Task statement:
Would you copy each line of the records that includes the word "meta"?

Dataset rows describing interfaces:

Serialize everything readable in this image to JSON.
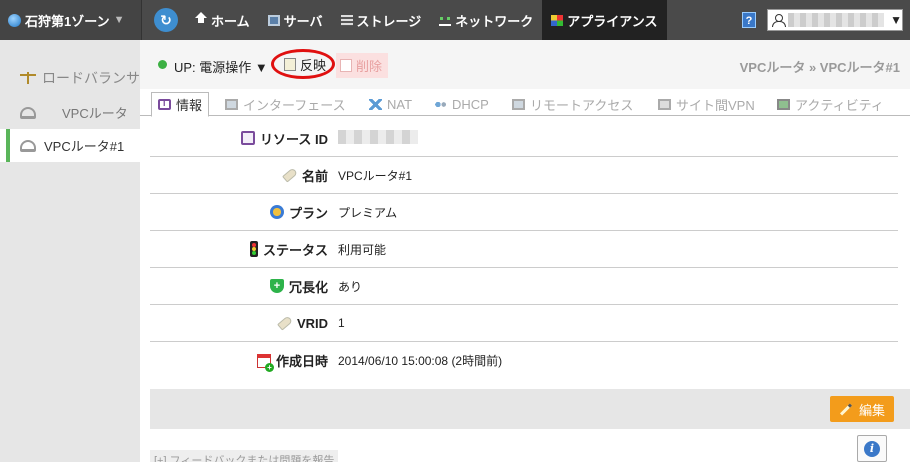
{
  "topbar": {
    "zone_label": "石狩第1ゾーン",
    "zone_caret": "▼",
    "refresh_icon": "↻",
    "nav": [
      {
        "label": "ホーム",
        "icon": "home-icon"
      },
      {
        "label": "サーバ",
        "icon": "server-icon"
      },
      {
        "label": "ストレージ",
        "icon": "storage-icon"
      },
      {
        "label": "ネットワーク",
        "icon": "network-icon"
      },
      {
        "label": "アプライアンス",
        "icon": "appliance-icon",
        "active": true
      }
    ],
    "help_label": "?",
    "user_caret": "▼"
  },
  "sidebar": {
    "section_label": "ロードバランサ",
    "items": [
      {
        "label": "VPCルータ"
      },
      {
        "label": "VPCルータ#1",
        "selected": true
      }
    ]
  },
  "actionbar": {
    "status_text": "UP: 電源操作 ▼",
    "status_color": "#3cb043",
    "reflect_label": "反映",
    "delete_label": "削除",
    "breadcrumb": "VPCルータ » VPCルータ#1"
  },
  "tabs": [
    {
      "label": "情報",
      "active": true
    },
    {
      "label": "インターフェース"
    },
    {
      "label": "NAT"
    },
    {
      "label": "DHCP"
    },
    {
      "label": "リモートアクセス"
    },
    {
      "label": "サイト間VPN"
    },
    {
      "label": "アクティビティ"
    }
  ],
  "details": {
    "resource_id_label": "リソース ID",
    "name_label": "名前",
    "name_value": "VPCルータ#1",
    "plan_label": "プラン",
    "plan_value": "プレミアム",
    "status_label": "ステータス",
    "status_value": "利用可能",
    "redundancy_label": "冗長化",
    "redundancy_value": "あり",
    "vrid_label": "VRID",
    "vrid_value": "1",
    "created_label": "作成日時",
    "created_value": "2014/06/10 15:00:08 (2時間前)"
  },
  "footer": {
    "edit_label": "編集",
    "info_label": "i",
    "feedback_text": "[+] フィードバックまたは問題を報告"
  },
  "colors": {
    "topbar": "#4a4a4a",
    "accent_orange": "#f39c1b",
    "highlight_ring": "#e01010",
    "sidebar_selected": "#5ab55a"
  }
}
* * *
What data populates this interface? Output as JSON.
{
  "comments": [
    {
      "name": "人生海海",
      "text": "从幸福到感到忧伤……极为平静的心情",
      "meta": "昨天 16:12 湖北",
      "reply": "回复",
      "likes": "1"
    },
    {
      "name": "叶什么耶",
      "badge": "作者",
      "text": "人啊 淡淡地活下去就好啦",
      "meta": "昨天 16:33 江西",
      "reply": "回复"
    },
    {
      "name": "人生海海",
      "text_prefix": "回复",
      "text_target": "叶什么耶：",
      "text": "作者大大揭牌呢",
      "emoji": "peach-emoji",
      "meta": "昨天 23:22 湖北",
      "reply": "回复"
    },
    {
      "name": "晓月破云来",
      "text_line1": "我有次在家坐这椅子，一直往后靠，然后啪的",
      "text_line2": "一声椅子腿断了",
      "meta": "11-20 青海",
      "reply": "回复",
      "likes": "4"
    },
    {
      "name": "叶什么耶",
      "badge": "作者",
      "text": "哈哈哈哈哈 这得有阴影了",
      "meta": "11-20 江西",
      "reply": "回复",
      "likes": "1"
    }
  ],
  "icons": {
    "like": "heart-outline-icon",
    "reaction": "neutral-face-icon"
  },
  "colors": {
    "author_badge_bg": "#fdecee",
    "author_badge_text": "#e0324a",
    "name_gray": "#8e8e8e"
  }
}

Task answer:
      "meta": "昨天 16:12 湖北",
      "meta": "昨天 16:33 江西",
      "meta": "昨天 23:22 湖北",
      "meta": "11-20 青海",
      "meta": "11-20 江西",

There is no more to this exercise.